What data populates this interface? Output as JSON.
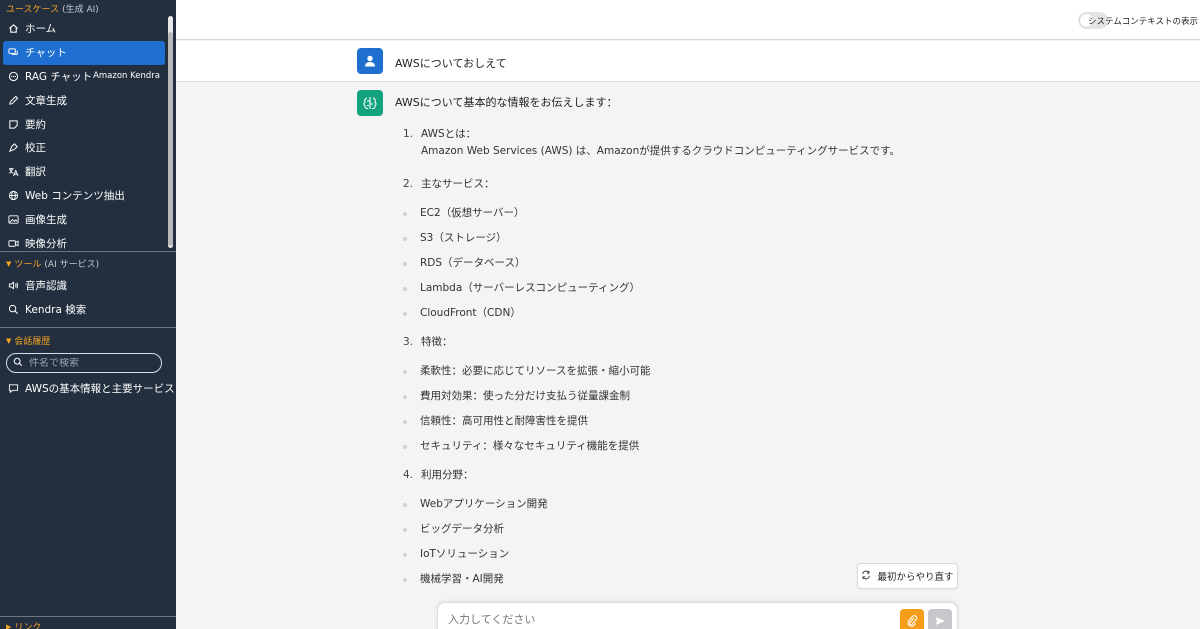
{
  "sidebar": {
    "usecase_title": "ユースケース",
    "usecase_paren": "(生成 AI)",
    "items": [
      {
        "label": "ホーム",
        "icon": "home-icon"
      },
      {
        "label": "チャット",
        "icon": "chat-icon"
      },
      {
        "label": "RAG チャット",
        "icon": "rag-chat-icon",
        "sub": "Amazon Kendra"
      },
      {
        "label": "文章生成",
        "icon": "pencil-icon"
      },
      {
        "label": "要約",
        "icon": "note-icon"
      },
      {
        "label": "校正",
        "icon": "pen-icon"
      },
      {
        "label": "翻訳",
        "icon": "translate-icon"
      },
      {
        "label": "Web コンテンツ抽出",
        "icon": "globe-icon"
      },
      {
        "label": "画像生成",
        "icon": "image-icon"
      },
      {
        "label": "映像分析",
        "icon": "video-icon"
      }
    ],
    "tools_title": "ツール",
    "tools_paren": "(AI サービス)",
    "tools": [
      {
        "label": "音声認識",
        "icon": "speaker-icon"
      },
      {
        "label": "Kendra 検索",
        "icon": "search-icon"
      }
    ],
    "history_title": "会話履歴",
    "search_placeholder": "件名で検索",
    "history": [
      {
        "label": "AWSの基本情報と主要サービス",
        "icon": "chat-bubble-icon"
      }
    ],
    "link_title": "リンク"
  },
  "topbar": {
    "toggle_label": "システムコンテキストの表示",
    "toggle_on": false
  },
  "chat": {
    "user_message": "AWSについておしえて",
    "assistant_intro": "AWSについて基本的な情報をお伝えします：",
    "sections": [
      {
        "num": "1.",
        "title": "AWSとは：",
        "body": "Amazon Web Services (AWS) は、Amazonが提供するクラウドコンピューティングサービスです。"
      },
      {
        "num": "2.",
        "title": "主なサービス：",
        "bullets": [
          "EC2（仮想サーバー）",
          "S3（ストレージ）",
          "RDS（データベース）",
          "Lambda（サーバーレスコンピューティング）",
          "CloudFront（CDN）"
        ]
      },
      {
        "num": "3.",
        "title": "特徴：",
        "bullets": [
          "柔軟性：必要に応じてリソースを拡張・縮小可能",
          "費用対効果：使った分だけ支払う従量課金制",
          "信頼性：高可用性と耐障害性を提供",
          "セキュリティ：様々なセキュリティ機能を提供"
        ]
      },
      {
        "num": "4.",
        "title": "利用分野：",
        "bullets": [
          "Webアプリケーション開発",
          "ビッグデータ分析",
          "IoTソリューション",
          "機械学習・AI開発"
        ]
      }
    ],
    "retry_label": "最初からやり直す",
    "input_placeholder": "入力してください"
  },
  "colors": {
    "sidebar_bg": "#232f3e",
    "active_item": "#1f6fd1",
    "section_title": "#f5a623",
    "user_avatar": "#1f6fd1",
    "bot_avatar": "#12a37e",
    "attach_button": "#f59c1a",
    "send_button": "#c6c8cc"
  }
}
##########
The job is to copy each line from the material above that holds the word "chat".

• **Solution**
        "icon": "chat-icon"
        "icon": "rag-chat-icon",
        "icon": "chat-bubble-icon"
  "chat": {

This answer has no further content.